*** Begin section ***

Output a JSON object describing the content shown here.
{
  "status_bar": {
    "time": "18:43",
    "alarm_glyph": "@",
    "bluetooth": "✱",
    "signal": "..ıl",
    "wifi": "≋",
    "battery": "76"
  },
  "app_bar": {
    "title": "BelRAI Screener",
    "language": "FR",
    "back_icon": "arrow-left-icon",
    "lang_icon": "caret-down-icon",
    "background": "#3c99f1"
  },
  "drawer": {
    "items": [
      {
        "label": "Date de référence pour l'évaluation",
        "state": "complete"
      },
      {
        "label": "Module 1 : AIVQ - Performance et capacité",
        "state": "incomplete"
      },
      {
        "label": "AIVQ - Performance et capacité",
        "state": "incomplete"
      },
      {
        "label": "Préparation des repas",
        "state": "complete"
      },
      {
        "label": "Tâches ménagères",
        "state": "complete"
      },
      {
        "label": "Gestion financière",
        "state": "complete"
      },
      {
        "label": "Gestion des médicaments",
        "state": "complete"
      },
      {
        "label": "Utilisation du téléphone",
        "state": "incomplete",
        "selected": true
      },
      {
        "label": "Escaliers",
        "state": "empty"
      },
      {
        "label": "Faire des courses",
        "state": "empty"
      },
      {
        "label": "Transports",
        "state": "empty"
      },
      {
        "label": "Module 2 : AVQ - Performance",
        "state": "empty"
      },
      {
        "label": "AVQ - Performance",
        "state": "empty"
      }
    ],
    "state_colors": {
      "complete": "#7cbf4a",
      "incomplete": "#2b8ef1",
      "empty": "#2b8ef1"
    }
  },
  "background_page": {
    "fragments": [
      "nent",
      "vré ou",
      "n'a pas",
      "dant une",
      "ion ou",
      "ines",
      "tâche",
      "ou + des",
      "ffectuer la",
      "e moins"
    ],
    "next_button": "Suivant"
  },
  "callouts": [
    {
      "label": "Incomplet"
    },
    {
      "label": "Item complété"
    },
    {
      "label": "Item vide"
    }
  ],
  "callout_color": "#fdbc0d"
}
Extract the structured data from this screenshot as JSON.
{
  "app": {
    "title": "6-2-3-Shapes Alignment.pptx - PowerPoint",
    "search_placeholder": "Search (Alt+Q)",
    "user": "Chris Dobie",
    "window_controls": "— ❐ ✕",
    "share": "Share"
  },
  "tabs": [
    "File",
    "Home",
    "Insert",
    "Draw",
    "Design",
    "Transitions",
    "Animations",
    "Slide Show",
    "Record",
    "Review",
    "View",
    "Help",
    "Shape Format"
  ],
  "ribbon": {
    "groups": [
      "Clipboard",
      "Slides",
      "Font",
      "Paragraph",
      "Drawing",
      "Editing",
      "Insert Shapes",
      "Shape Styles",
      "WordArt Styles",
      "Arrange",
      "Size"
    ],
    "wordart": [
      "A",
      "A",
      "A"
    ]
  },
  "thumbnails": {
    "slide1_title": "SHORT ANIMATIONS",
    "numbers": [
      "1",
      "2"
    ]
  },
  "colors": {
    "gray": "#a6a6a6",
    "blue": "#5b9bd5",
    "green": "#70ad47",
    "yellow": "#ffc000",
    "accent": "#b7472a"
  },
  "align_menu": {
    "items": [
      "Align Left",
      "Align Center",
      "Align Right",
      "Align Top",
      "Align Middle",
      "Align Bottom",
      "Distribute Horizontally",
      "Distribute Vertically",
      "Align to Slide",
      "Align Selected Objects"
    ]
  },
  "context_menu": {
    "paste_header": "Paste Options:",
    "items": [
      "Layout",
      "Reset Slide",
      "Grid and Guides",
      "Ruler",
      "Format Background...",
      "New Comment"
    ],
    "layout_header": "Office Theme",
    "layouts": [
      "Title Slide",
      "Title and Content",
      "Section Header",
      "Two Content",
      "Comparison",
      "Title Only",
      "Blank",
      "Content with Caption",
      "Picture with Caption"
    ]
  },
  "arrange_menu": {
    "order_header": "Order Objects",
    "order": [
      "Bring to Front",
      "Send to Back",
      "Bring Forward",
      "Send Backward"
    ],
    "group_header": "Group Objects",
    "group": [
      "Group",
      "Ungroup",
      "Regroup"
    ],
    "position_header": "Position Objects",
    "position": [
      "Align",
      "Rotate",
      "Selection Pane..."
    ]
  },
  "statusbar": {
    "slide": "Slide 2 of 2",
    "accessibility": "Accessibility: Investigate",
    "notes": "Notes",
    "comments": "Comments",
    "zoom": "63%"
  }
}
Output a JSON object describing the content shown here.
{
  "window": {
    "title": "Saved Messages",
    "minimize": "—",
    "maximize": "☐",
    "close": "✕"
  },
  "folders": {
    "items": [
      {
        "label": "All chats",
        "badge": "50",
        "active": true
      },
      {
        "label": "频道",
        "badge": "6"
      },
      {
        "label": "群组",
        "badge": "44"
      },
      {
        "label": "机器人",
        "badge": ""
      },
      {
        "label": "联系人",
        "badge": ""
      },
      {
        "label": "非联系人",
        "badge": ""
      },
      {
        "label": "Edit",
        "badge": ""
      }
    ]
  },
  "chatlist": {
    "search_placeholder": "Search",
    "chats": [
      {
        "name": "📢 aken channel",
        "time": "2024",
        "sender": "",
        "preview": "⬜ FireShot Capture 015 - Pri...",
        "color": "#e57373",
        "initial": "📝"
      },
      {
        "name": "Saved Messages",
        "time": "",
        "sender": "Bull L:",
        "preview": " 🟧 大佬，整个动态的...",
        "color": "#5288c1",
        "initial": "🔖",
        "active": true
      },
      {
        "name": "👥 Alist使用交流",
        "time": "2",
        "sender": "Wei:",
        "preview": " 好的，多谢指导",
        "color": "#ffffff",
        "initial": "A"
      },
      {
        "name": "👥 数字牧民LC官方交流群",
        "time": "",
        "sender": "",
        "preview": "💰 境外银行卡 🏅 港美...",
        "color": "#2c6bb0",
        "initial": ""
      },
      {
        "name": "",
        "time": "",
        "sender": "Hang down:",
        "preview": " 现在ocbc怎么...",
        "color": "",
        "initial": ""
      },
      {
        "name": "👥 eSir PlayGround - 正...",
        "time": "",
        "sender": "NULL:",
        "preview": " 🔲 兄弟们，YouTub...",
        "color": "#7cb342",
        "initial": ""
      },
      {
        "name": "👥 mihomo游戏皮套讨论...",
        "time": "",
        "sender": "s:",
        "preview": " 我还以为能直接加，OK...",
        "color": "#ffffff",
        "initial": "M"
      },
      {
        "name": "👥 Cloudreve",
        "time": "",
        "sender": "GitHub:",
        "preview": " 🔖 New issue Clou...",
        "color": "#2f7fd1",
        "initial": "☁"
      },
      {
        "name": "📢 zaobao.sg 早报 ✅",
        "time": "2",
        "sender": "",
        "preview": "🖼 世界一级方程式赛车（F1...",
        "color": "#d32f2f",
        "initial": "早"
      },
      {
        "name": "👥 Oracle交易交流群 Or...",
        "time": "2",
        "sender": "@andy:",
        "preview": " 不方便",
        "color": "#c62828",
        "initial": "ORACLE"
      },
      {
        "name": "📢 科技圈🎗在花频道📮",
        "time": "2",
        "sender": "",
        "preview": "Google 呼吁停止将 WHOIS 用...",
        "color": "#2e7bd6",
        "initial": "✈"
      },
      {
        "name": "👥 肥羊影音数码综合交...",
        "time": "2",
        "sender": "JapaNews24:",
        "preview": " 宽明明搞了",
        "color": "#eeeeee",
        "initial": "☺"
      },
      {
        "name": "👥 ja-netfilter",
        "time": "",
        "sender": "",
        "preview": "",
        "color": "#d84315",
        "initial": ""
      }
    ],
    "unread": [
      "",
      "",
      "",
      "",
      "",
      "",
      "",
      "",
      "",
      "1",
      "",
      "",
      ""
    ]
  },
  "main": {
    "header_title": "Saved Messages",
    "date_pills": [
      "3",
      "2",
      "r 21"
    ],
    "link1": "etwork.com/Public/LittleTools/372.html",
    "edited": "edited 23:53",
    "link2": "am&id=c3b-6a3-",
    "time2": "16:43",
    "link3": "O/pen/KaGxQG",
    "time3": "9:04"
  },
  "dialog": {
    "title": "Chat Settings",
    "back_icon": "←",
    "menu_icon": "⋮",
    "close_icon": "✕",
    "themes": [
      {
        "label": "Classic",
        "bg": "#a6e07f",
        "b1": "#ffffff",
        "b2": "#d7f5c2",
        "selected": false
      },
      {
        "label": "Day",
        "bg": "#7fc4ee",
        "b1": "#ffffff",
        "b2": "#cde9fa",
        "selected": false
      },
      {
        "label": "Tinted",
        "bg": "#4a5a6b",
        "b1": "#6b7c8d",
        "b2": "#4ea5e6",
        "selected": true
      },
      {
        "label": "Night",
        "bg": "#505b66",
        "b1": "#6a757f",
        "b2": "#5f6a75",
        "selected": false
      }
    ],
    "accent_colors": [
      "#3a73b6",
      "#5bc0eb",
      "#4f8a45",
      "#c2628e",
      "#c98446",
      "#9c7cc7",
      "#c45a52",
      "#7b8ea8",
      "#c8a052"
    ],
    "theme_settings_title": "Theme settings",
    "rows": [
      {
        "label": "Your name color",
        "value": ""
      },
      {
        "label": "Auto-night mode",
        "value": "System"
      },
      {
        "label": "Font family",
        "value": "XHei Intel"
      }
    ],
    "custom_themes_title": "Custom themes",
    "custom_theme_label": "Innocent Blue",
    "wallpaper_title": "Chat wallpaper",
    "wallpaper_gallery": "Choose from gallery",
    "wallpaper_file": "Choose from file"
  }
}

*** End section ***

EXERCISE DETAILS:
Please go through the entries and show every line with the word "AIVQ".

TASK ANSWER:
        "label": "Module 1 : AIVQ - Performance et capacité",
        "label": "AIVQ - Performance et capacité",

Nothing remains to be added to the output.